--- INPUT DATA Enclosed Below ---
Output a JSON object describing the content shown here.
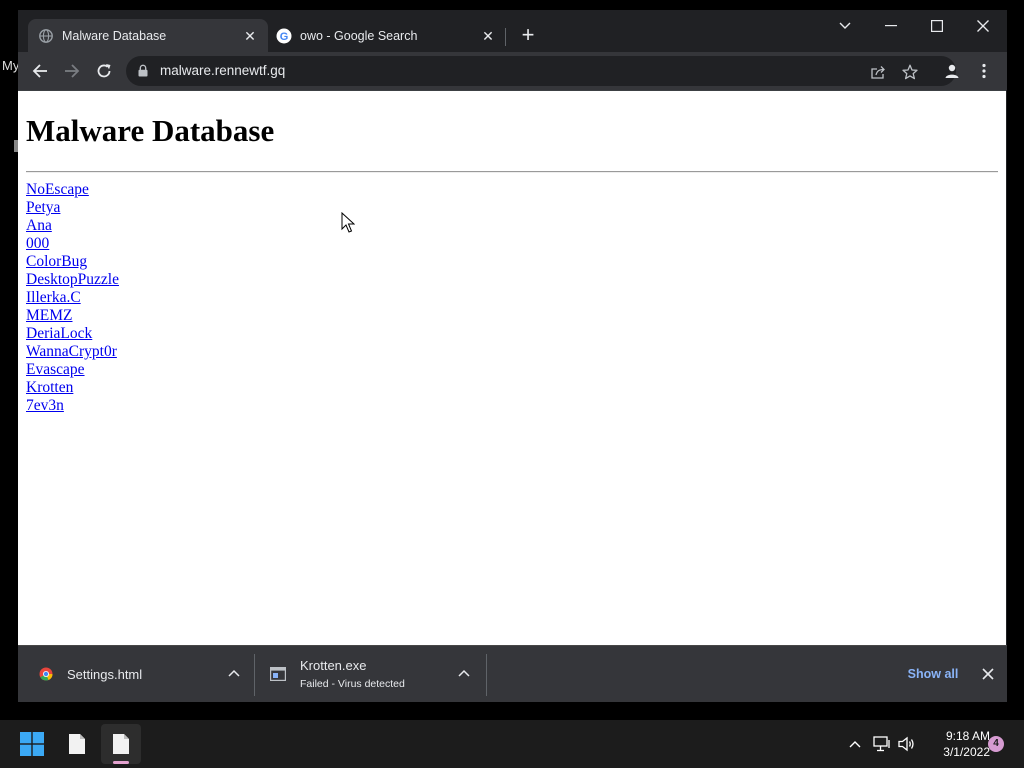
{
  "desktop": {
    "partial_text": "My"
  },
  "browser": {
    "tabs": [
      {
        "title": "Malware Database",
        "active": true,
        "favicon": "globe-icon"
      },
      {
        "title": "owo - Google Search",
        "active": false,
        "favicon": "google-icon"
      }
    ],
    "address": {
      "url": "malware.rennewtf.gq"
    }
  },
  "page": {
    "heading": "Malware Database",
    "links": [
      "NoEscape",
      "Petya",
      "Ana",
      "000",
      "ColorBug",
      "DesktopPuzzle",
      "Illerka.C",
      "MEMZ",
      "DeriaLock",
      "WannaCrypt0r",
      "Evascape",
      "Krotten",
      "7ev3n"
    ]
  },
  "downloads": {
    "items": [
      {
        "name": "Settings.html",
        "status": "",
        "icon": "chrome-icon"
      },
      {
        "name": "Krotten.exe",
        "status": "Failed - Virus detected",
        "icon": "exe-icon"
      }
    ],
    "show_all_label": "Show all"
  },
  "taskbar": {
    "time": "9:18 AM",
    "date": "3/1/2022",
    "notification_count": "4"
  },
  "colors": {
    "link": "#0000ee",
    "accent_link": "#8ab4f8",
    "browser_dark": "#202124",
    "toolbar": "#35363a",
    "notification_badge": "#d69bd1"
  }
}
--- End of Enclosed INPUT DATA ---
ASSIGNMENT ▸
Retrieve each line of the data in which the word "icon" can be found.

SOLUTION TO THE PROBLEM ▸
        "favicon": "globe-icon"
        "favicon": "google-icon"
        "icon": "chrome-icon"
        "icon": "exe-icon"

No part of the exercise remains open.